And it’s the other way round for someone who isn’t such a huge music fan - you learn better when you listen to pleasurable music but test better under neutral music.
That’s pretty gnarly and with that you can probably adopt a new listening strategy already!
But, if you want to know the underlying theory and maybe tweak your listening strategy further, read on.
The researchers propose that this is due to different listening strategies between the two groups which would make sense - but what does that mean?
First let’s look at the act of Learning. When you’re learning something new, when you’re forming neural pathways and making mental connections, you want to have the maximum mental resource available to you to create those channels and associations. If learning is a creative act (as far as your brain is concerned) then you don’t want to be allocating resource to unnecessary activities.
However, when you’re taking a test, you’re using recall and memory. This isn’t as much of a creative act as it is a passive one and we know that this kind of behavior is significantly affected by your emotional state. Think about it - if you wake up in a bad mood you generally perform worse on test, but if you’re all pumped up and feeling good about the day and life in general, you tend to do better on recall and memory tests.
Musician / Super Music Fan Strategy
So take a musician, it makes sense that they naturally have more “mental resource” allocated to music than a non-musician. On top of that - they’re more likely to allocate more “mental resource” to music they like. Makes sense yes?
So - when they’re learning something - when they’re forming those neural pathways and connections - they want as much resource made available to them as possible - so - neutral music is better because it doesn’t take up as much mental resource.
However - when they’re testing - the best strategy is for them to feel good - they want to juice their system - so even though they might lose some mental resource by listening to music they like - they’ll feel significantly better - which impacts and improves their test performance.
Non Musician / Non Super Music Fan Strategy
As a non-musician or non super music fan they don’t have as much “mental resource” allocated to music, so the difference between pleasurable and neutral music is less distinct. When it comes to learning something new it seems the emotional benefit of listening to music they like outweighs the resource drain that the act of listening to music incurs.

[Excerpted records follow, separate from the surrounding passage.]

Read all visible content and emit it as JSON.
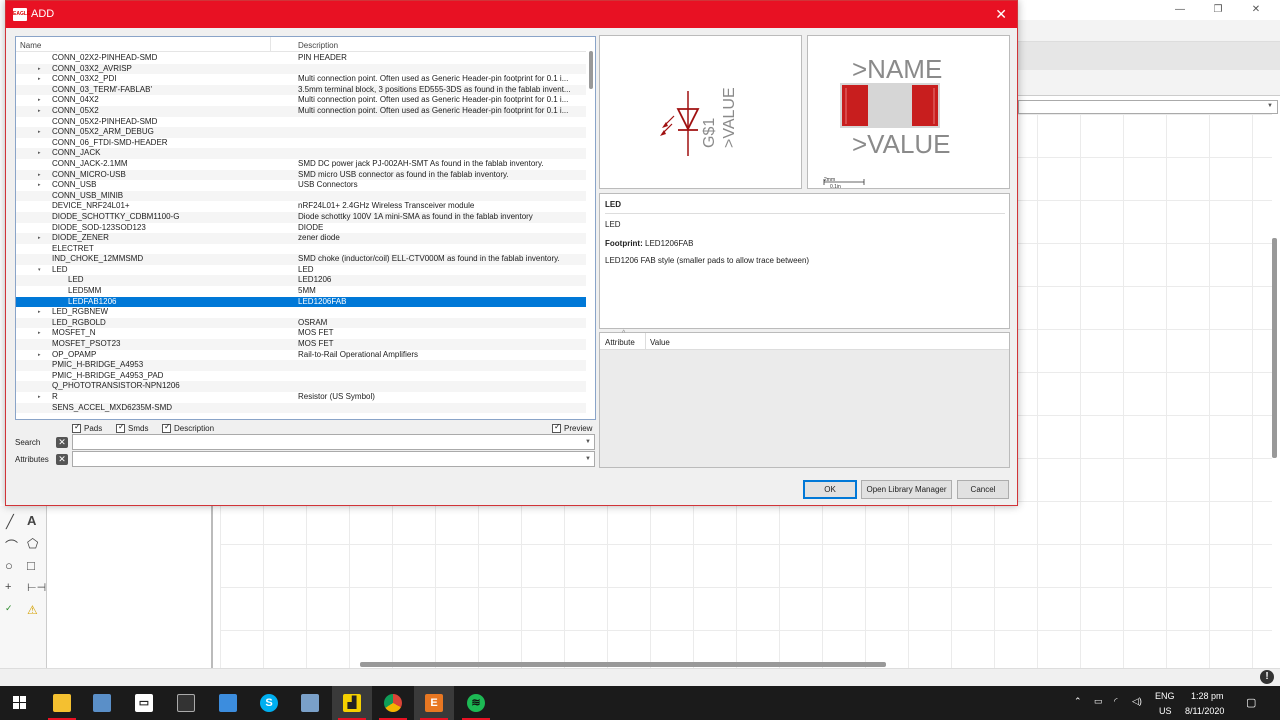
{
  "dialog": {
    "title": "ADD",
    "app_icon_text": "EAGLE",
    "close_glyph": "✕",
    "columns": {
      "name": "Name",
      "description": "Description"
    },
    "rows": [
      {
        "name": "CONN_02X2-PINHEAD-SMD",
        "desc": "PIN HEADER",
        "exp": ""
      },
      {
        "name": "CONN_03X2_AVRISP",
        "desc": "",
        "exp": "▸"
      },
      {
        "name": "CONN_03X2_PDI",
        "desc": "Multi connection point. Often used as Generic Header-pin footprint for 0.1 i...",
        "exp": "▸"
      },
      {
        "name": "CONN_03_TERM'-FABLAB'",
        "desc": "3.5mm terminal block, 3 positions ED555-3DS as found in the fablab invent...",
        "exp": ""
      },
      {
        "name": "CONN_04X2",
        "desc": "Multi connection point. Often used as Generic Header-pin footprint for 0.1 i...",
        "exp": "▸"
      },
      {
        "name": "CONN_05X2",
        "desc": "Multi connection point. Often used as Generic Header-pin footprint for 0.1 i...",
        "exp": "▸"
      },
      {
        "name": "CONN_05X2-PINHEAD-SMD",
        "desc": "",
        "exp": ""
      },
      {
        "name": "CONN_05X2_ARM_DEBUG",
        "desc": "",
        "exp": "▸"
      },
      {
        "name": "CONN_06_FTDI-SMD-HEADER",
        "desc": "",
        "exp": ""
      },
      {
        "name": "CONN_JACK",
        "desc": "",
        "exp": "▸"
      },
      {
        "name": "CONN_JACK-2.1MM",
        "desc": "SMD DC power jack PJ-002AH-SMT As found in the fablab inventory.",
        "exp": ""
      },
      {
        "name": "CONN_MICRO-USB",
        "desc": "SMD micro USB connector as found in the fablab inventory.",
        "exp": "▸"
      },
      {
        "name": "CONN_USB",
        "desc": "USB Connectors",
        "exp": "▸"
      },
      {
        "name": "CONN_USB_MINIB",
        "desc": "",
        "exp": ""
      },
      {
        "name": "DEVICE_NRF24L01+",
        "desc": "nRF24L01+ 2.4GHz Wireless Transceiver module",
        "exp": ""
      },
      {
        "name": "DIODE_SCHOTTKY_CDBM1100-G",
        "desc": "Diode schottky 100V 1A mini-SMA as found in the fablab inventory",
        "exp": ""
      },
      {
        "name": "DIODE_SOD-123SOD123",
        "desc": "DIODE",
        "exp": ""
      },
      {
        "name": "DIODE_ZENER",
        "desc": "zener diode",
        "exp": "▸"
      },
      {
        "name": "ELECTRET",
        "desc": "",
        "exp": ""
      },
      {
        "name": "IND_CHOKE_12MMSMD",
        "desc": "SMD choke (inductor/coil) ELL-CTV000M as found in the fablab inventory.",
        "exp": ""
      },
      {
        "name": "LED",
        "desc": "LED",
        "exp": "▾"
      },
      {
        "name": "LED",
        "desc": "LED1206",
        "exp": "",
        "child": true
      },
      {
        "name": "LED5MM",
        "desc": "5MM",
        "exp": "",
        "child": true
      },
      {
        "name": "LEDFAB1206",
        "desc": "LED1206FAB",
        "exp": "",
        "child": true,
        "selected": true
      },
      {
        "name": "LED_RGBNEW",
        "desc": "",
        "exp": "▸"
      },
      {
        "name": "LED_RGBOLD",
        "desc": "OSRAM",
        "exp": ""
      },
      {
        "name": "MOSFET_N",
        "desc": "MOS FET",
        "exp": "▸"
      },
      {
        "name": "MOSFET_PSOT23",
        "desc": "MOS FET",
        "exp": ""
      },
      {
        "name": "OP_OPAMP",
        "desc": "Rail-to-Rail Operational Amplifiers",
        "exp": "▸"
      },
      {
        "name": "PMIC_H-BRIDGE_A4953",
        "desc": "",
        "exp": ""
      },
      {
        "name": "PMIC_H-BRIDGE_A4953_PAD",
        "desc": "",
        "exp": ""
      },
      {
        "name": "Q_PHOTOTRANSISTOR-NPN1206",
        "desc": "",
        "exp": ""
      },
      {
        "name": "R",
        "desc": "Resistor (US Symbol)",
        "exp": "▸"
      },
      {
        "name": "SENS_ACCEL_MXD6235M-SMD",
        "desc": "",
        "exp": ""
      }
    ],
    "checks": {
      "pads": "Pads",
      "smds": "Smds",
      "description": "Description",
      "preview": "Preview"
    },
    "search_label": "Search",
    "attributes_label": "Attributes",
    "symbol": {
      "name": "G$1",
      "value": ">VALUE"
    },
    "package": {
      "name": ">NAME",
      "value": ">VALUE",
      "scale_mm": "2mm",
      "scale_in": "0.1in"
    },
    "info": {
      "title": "LED",
      "subtitle": "LED",
      "footprint_label": "Footprint:",
      "footprint_value": "LED1206FAB",
      "description": "LED1206 FAB style (smaller pads to allow trace between)"
    },
    "attr_columns": {
      "attribute": "Attribute",
      "value": "Value"
    },
    "buttons": {
      "ok": "OK",
      "library_manager": "Open Library Manager",
      "cancel": "Cancel"
    }
  },
  "taskbar": {
    "language": "ENG",
    "region": "US",
    "time": "1:28 pm",
    "date": "8/11/2020"
  },
  "colors": {
    "title_bar": "#e81123",
    "selection": "#0078d7",
    "pad": "#c81e1e"
  }
}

However - when it comes to testing - it seems to be that the resource cost of pleasurable music becomes distracting and outweighs the feel good factor.
Do note that these studies are right on the bleeding edge, music is still a relative mystery when it comes to how much we really know about it so take this information as a guide rather than a prescription.
Having said that - if you're a musician and you're learning or studying something it makes sense to have something neutral on - maybe classical, down tempo, fairly chilled out and not too intrusive - but when you're testing, go for the music that makes you feel good.
Likewise for the non-musical types, having your "feel-good" playlist on in the background while you're studying probably makes sense, just be sure to switch over to the more neutral music when it comes to test time.
For an insight into why listening to music actually “juices” your brain you should check out this article here.
Music To Write An Essay To
One of the theories posited by people in this field, is that when you are using music to help you study it makes sense to listen to instrumental tracks, i.e. songs without words. When you’re developing your own narrative the last thing you need is someone else’s story being blasted at you.
We have sourced a playlist made up of the most popular Music to Write An Essay To across YouTube, Spotify, Apple Music, Deezer and Soundcloud. You can stream it below but we’d like to ask you a favor. If you have a track that you love to listen to while studying or writing, take a minute or two to let us know about it.
Image Credit: This is what happens in the Learning Commons by clemsonunivlibrary on Flickr